To Classics students, the word treason is one from the past: a concept that we no longer use, associated with kingship and people’s betrayal of their allegiance to the monarch: an offence punishable by death, and one possibly to be revived in time of war.
The word is from the Latin traditio, which carries our sense of ‘tradition’, or else just the physical act of ‘handing over’.
Students of mine have been interested in how, under the Frankish empire, the word is pidginised into traïson, which becomes the modern French trahison. In Anglo-Norman it is treysoun, then after many forms in Middle English becomes treason: handing over or surrendering, or betraying one’s trust.
I have sometimes asked my students what Latin word is usually translated as ‘treason’. There seem to be two:
- perduellio – hostile conduct against one’s country:
qui perduellionis reus est, hostili animo adversus rempublicam vel principem animatus est
(Digesta 48, 4, 11).
- majestas (sc. laesa or minuta) – an offence against the majesty or sovereignty of the people:
majestatem minuere est de dignitate, aut amplitudine, aut potestate populi, aut eorum, quibus populus potestatem dedit, aliquid derogare
(Cicero, De Inventione Rhetorica 2, 17, 53).
In the first four books of the Annals, Tacitus records how Tiberius revived the offence of majestas, which had fallen into disuse, to prevent people with Republican tendencies, or who were hostile to him personally, from undermining his authority.

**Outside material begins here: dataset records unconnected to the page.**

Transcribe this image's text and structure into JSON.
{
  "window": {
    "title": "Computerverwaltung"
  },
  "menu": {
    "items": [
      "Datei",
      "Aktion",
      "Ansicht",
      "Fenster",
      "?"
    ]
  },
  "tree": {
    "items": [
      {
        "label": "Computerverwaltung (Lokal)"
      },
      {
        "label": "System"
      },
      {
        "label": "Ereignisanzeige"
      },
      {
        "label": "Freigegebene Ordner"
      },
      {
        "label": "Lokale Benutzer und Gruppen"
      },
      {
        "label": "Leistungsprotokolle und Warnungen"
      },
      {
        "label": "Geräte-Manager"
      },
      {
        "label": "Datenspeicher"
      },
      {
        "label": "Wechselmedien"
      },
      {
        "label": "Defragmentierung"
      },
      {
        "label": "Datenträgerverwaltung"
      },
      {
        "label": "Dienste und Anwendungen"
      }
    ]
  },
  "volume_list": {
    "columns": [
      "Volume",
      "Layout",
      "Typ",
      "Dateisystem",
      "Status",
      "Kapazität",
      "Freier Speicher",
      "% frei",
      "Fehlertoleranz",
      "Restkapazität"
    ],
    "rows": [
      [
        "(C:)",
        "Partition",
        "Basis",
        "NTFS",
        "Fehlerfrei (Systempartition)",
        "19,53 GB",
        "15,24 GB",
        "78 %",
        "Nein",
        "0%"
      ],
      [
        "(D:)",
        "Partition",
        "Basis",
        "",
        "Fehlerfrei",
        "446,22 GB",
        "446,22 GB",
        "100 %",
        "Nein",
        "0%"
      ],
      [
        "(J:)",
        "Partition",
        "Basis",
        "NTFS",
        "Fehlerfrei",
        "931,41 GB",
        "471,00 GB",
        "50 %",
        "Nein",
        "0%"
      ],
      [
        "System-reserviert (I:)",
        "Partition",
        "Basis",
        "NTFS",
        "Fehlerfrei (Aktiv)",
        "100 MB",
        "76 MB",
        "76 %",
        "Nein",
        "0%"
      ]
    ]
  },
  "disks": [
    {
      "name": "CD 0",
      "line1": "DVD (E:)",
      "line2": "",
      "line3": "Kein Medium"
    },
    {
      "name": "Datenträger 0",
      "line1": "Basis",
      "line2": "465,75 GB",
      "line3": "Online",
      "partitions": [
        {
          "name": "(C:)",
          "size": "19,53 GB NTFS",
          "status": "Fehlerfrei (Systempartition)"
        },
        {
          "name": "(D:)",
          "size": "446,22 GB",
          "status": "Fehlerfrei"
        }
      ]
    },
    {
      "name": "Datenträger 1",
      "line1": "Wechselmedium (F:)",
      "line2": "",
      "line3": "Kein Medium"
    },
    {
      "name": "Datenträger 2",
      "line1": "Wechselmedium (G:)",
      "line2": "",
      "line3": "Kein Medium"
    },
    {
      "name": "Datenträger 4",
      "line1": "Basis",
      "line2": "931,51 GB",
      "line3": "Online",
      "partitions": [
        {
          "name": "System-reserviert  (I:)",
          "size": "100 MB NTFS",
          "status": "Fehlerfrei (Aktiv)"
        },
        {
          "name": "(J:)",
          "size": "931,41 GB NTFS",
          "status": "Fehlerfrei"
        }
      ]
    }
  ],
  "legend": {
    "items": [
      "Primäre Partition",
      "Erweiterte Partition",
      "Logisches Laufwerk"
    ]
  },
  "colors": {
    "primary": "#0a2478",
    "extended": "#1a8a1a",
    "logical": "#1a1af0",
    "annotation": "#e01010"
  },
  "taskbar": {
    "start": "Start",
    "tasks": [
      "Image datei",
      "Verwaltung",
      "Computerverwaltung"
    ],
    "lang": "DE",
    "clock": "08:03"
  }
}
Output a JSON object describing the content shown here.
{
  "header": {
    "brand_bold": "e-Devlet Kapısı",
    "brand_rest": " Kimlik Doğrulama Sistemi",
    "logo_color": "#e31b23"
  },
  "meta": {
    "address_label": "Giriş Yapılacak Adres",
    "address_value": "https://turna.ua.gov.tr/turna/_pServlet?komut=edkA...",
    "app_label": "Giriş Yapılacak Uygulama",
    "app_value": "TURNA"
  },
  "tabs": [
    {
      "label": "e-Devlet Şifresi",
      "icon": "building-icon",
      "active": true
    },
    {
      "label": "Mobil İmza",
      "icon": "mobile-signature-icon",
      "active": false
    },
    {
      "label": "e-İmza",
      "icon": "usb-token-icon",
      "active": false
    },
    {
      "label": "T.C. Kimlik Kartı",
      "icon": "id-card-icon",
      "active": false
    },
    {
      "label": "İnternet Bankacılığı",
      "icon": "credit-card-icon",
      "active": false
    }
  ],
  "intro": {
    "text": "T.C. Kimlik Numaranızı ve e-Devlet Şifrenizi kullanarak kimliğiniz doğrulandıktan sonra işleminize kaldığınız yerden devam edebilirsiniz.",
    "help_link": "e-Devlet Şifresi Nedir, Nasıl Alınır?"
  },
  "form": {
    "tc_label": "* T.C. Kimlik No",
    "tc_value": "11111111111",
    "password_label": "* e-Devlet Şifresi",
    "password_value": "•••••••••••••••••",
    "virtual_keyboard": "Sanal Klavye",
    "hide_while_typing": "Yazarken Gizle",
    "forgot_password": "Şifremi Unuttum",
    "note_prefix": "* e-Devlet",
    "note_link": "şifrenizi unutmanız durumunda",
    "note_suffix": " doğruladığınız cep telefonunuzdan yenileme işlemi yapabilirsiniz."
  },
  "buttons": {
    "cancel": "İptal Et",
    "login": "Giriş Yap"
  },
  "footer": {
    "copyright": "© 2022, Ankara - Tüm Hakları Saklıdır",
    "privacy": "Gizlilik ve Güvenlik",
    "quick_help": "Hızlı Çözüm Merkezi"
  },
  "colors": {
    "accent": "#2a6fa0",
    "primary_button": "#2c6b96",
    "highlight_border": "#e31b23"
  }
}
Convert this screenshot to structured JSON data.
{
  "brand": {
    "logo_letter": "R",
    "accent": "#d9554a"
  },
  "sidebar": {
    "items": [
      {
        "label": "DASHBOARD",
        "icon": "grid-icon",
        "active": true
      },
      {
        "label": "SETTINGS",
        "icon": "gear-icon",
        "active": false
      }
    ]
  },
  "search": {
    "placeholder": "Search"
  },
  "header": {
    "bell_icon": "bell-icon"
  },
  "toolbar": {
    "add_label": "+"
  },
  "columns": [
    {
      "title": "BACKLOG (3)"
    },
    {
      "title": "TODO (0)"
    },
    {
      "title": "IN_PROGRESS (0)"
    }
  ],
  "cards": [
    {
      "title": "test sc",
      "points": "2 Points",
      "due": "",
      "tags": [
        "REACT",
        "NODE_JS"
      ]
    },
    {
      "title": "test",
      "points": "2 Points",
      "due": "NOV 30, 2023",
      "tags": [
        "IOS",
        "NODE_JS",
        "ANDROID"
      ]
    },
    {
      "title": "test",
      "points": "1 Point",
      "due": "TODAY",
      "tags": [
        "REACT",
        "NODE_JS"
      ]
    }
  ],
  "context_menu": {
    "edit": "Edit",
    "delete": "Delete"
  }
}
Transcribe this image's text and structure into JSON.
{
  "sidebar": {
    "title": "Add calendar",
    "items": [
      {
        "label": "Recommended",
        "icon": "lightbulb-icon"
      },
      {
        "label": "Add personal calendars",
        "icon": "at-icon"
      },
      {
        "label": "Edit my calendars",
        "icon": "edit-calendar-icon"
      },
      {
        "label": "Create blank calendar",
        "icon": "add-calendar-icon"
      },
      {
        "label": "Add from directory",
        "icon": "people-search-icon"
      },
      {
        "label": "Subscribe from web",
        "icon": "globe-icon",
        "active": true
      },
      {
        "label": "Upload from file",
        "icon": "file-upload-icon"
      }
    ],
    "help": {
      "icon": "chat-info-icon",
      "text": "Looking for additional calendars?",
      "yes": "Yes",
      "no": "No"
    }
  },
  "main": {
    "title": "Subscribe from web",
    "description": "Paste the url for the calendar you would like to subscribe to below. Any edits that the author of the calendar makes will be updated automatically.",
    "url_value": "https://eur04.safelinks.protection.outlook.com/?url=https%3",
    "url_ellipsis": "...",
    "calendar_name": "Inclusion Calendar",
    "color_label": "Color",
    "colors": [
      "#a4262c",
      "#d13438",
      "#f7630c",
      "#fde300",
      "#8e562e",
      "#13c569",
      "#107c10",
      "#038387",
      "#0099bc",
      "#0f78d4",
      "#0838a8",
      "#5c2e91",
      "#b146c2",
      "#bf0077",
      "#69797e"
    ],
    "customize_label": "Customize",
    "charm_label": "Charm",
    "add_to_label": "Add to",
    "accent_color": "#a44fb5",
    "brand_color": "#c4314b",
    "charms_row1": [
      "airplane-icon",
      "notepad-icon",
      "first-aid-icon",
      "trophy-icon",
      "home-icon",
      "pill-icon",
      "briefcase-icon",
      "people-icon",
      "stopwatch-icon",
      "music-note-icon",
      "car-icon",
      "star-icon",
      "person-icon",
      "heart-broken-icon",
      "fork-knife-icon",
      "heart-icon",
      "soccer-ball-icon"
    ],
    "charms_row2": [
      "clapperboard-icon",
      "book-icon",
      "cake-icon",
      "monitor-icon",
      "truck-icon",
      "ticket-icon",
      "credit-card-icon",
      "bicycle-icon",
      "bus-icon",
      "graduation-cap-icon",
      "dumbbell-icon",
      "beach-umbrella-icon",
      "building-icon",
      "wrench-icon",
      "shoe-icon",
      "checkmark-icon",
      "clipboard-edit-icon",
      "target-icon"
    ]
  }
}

I have drawn my students’ attention to Shakespeare’s interest in treason. A memorable instance is Henry V Act II Scene ii, where the word appears eight times. In a scene crafted to produce suspense, the king confronts the three noblemen—Grey, Scroop and Cambridge—who have been bribed by the French king to kill him. They are arrested in his presence, and he says to them,
‘Touching our person seek we no revenge,
But we our kingdom’s safety must so tender,
Whose ruin you have sought, that to her laws
We do deliver you. Get you therefore hence,
Poor miserable wretches, to your death…’
Next post: Notes for younger pupils on the origins of money.